The good news, though, is that the same market forces pushing sales of gas guzzlers can be used to reverse the trend toward smarter, cleaner purchases. Toyota Prius sales spiked when gas hit $3 a gallon for the first time, and again when it reached $4 a gallon.
The trick is to avoid peaks and valleys in the market that lead to erratic consumer behavior. A steadily rising fee on the carbon dioxide content of fossil fuels would smooth out peaks and valleys and motivate consumers to make choices that are economically wise for them and ecologically smart for our warming world.
But wait. Won’t a price on carbon raise fuel and energy costs and be bad for our economy? Not if it’s done the right way.
A study from Regional Economic Models Inc. looked at a carbon fee starting at $10 per ton of CO2 and rising $10 per ton each year. Revenue from the fee was divided equally among households and refunded as monthly dividends, offsetting higher energy costs and then some for most Americans.
Under this approach, the study found that after 20 years, CO2 emissions went down 50 percent and 2.8 million jobs were added, primarily because of the economic stimulus of recycling carbon fee revenue into the pockets of people.
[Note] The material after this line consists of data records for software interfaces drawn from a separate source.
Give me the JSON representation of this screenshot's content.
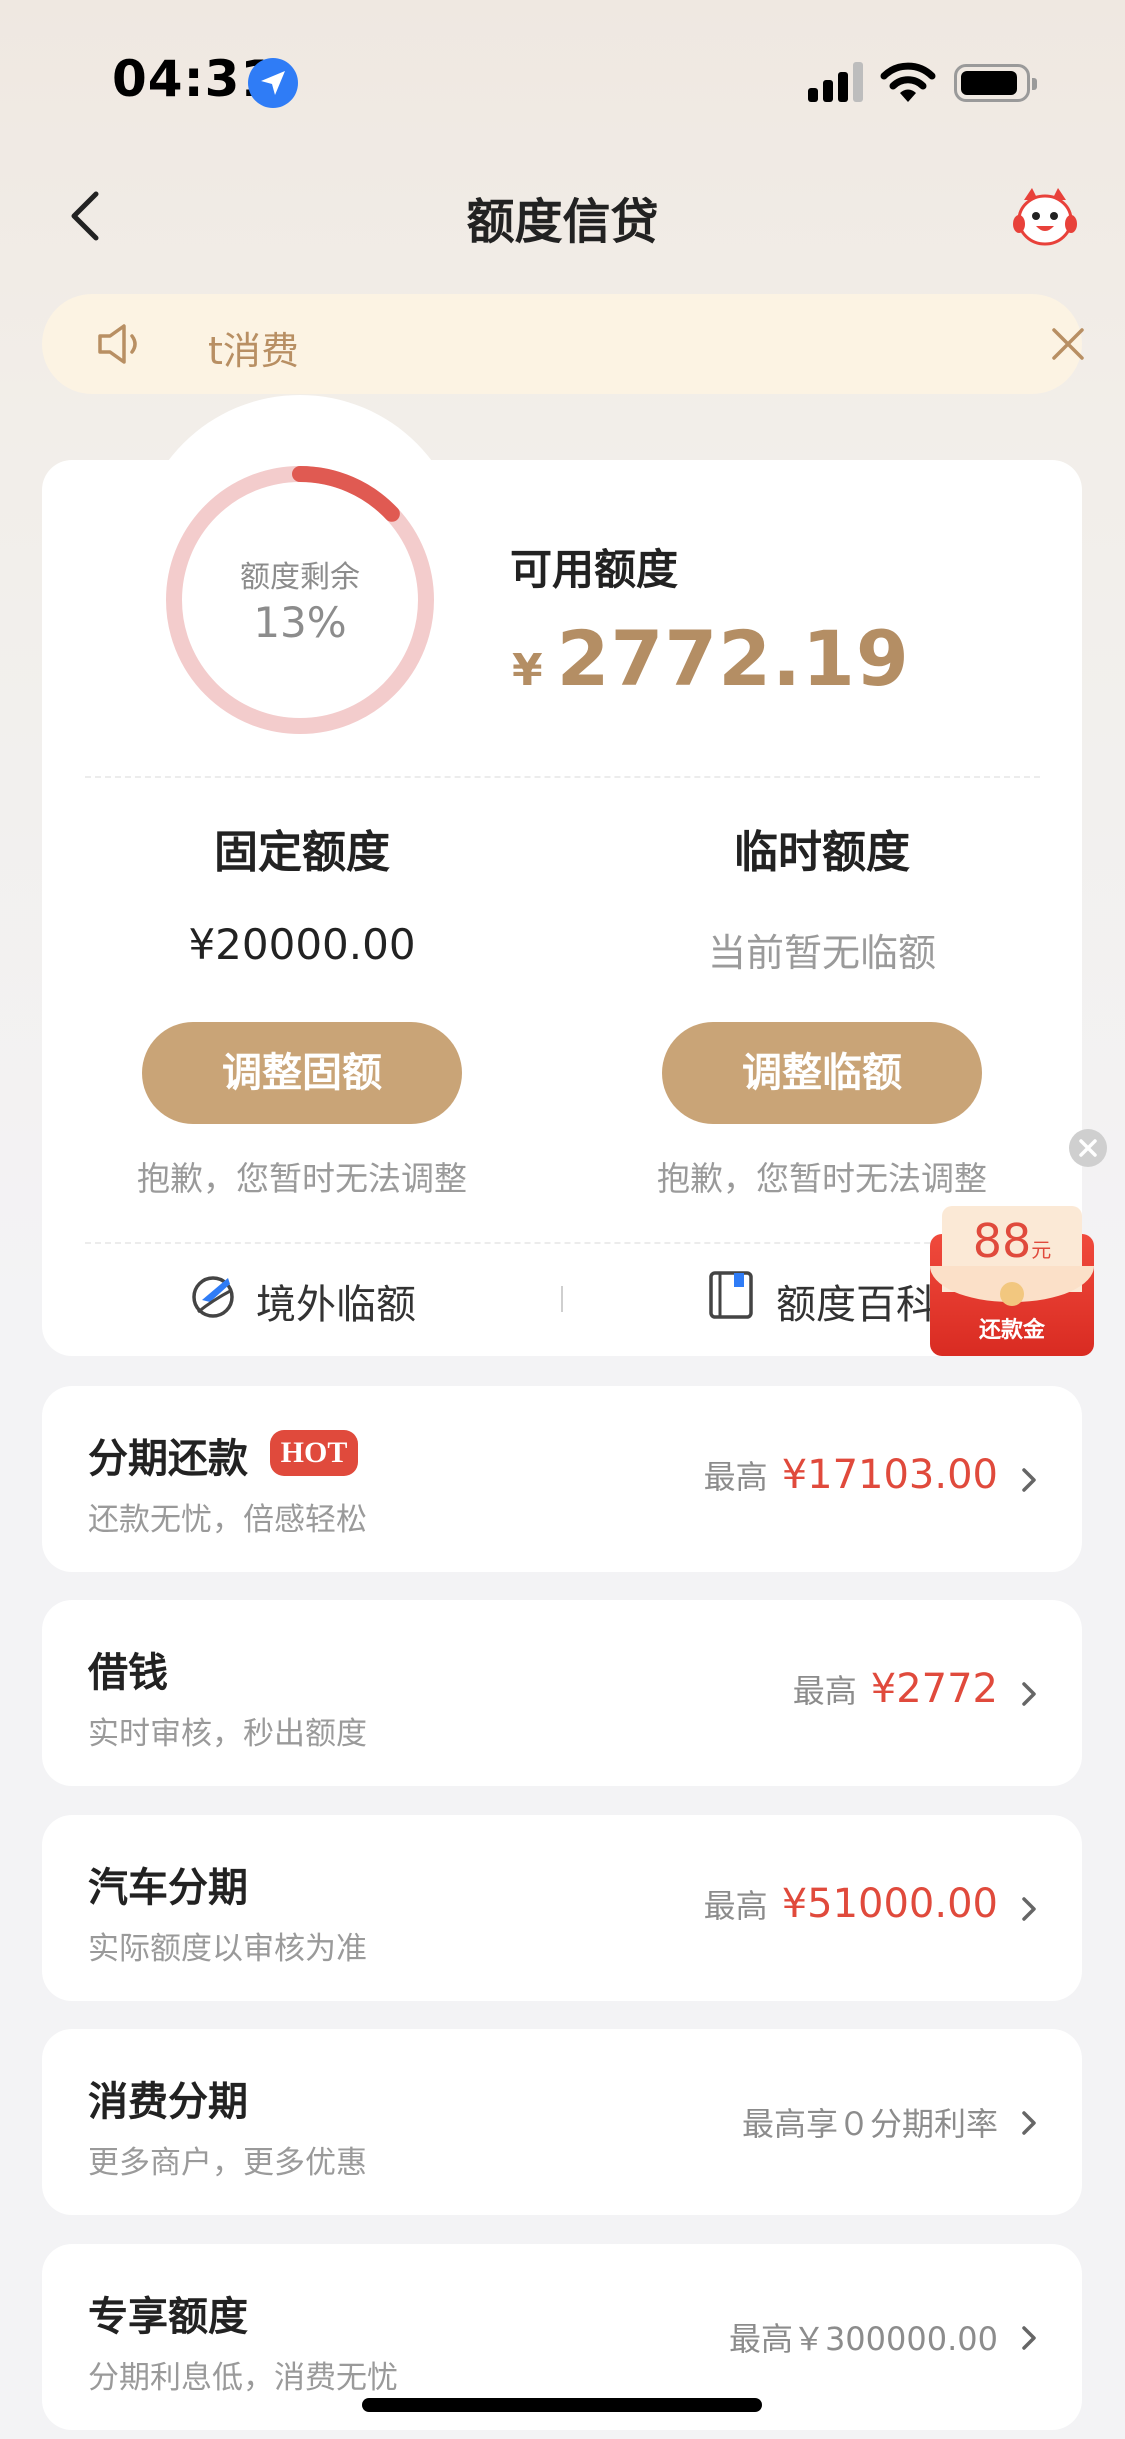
{
  "status_bar": {
    "time": "04:31"
  },
  "nav": {
    "title": "额度信贷"
  },
  "notice": {
    "text": "t消费"
  },
  "credit": {
    "ring_label": "额度剩余",
    "ring_percent_text": "13%",
    "ring_fraction": 0.13,
    "available_label": "可用额度",
    "available_currency": "¥",
    "available_amount": "2772.19",
    "fixed": {
      "title": "固定额度",
      "value": "¥20000.00",
      "button": "调整固额",
      "hint": "抱歉，您暂时无法调整"
    },
    "temp": {
      "title": "临时额度",
      "value": "当前暂无临额",
      "button": "调整临额",
      "hint": "抱歉，您暂时无法调整"
    },
    "links": {
      "overseas": "境外临额",
      "wiki": "额度百科"
    }
  },
  "red_packet": {
    "amount": "88",
    "unit": "元",
    "label": "还款金"
  },
  "products": [
    {
      "name": "分期还款",
      "badge": "HOT",
      "sub": "还款无忧，倍感轻松",
      "prefix": "最高",
      "amount": "¥17103.00"
    },
    {
      "name": "借钱",
      "sub": "实时审核，秒出额度",
      "prefix": "最高",
      "amount": "¥2772"
    },
    {
      "name": "汽车分期",
      "sub": "实际额度以审核为准",
      "prefix": "最高",
      "amount": "¥51000.00"
    },
    {
      "name": "消费分期",
      "sub": "更多商户，更多优惠",
      "text": "最高享０分期利率"
    },
    {
      "name": "专享额度",
      "sub": "分期利息低，消费无忧",
      "text": "最高￥300000.00"
    }
  ],
  "colors": {
    "accent_gold": "#c9a477",
    "amount_gold": "#b48e64",
    "red": "#e04a3c",
    "ring_track": "#f3cccc",
    "ring_fill": "#e05a52"
  }
}
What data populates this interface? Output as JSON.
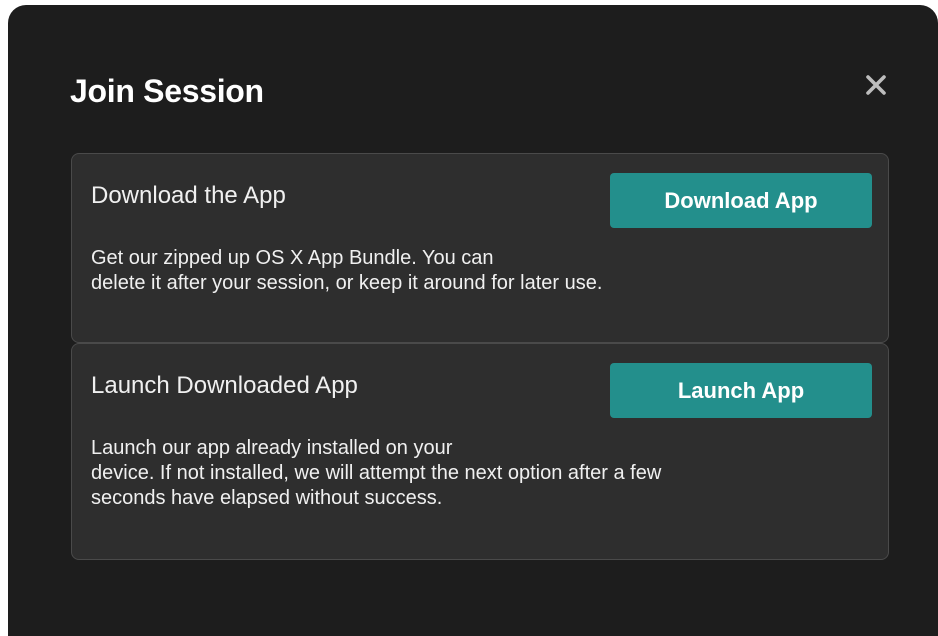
{
  "modal": {
    "title": "Join Session",
    "close_icon": "close-icon"
  },
  "options": {
    "download": {
      "title": "Download the App",
      "button_label": "Download App",
      "description_lines": [
        "Get our zipped up OS X App Bundle. You can",
        "delete it after your session, or keep it around for later use."
      ]
    },
    "launch": {
      "title": "Launch Downloaded App",
      "button_label": "Launch App",
      "description_lines": [
        "Launch our app already installed on your",
        "device. If not installed, we will attempt the next option after a few",
        "seconds have elapsed without success."
      ]
    }
  },
  "colors": {
    "modal_background": "#1d1d1d",
    "card_background": "#2e2e2e",
    "card_border": "#4a4a4a",
    "accent_button": "#238f8c",
    "text": "#f0f0f0"
  }
}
We have two choices: Continue to dance to the tune being called by Saudi oil merchants, or get off the roller coaster and move away from our dependency on all oil by putting a revenue-neutral price on carbon.
My advice: If you’re buying a Chevy, go with the Volt instead of the Suburban.
Mark Reynolds is executive director of the Citizens’ Climate Lobby.